## Task
Filter the entries, keeping every line with the string "FCFF".

## Extracted data

Content starts

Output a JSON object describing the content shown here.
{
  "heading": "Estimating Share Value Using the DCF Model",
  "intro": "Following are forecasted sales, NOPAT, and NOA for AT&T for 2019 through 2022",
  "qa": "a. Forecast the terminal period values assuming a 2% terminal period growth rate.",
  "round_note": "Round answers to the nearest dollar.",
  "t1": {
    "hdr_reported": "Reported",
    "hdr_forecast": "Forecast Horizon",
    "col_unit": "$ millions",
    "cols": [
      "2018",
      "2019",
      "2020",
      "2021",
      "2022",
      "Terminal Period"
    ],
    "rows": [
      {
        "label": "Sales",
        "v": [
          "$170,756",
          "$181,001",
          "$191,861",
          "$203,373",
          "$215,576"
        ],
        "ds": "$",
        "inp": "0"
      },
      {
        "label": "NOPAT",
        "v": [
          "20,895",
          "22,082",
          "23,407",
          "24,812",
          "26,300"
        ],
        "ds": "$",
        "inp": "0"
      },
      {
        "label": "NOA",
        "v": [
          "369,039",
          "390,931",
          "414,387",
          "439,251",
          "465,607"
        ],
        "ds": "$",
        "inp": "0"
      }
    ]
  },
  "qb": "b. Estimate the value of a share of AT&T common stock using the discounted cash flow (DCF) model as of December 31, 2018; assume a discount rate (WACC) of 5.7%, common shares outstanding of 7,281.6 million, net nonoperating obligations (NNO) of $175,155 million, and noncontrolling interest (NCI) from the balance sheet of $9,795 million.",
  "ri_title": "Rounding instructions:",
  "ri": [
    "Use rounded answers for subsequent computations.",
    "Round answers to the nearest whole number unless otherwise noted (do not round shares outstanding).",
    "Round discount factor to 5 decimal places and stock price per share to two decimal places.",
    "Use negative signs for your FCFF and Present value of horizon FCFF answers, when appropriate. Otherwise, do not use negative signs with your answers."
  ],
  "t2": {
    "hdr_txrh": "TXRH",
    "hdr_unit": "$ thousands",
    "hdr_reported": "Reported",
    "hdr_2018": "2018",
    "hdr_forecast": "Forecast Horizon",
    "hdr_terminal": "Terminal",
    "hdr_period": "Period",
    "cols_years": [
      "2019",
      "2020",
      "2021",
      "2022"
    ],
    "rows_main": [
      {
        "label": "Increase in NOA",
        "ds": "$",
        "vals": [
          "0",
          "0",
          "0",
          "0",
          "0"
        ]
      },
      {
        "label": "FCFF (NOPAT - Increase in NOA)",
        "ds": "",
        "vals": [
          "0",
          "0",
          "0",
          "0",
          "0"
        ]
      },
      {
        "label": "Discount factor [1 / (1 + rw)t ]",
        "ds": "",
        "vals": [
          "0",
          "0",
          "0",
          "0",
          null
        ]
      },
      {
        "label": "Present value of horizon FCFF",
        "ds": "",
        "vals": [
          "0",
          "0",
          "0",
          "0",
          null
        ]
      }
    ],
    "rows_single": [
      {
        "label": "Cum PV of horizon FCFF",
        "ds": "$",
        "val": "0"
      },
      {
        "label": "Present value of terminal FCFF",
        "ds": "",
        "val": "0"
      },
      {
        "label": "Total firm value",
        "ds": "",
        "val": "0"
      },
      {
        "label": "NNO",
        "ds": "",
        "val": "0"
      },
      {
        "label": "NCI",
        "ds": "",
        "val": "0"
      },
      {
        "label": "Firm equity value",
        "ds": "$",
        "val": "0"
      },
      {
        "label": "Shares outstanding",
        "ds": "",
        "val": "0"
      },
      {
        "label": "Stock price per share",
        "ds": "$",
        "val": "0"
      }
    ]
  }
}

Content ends

## Written answer
    "Use negative signs for your FCFF and Present value of horizon FCFF answers, when appropriate. Otherwise, do not use negative signs with your answers."
        "label": "FCFF (NOPAT - Increase in NOA)",
        "label": "Present value of horizon FCFF",
        "label": "Cum PV of horizon FCFF",
        "label": "Present value of terminal FCFF",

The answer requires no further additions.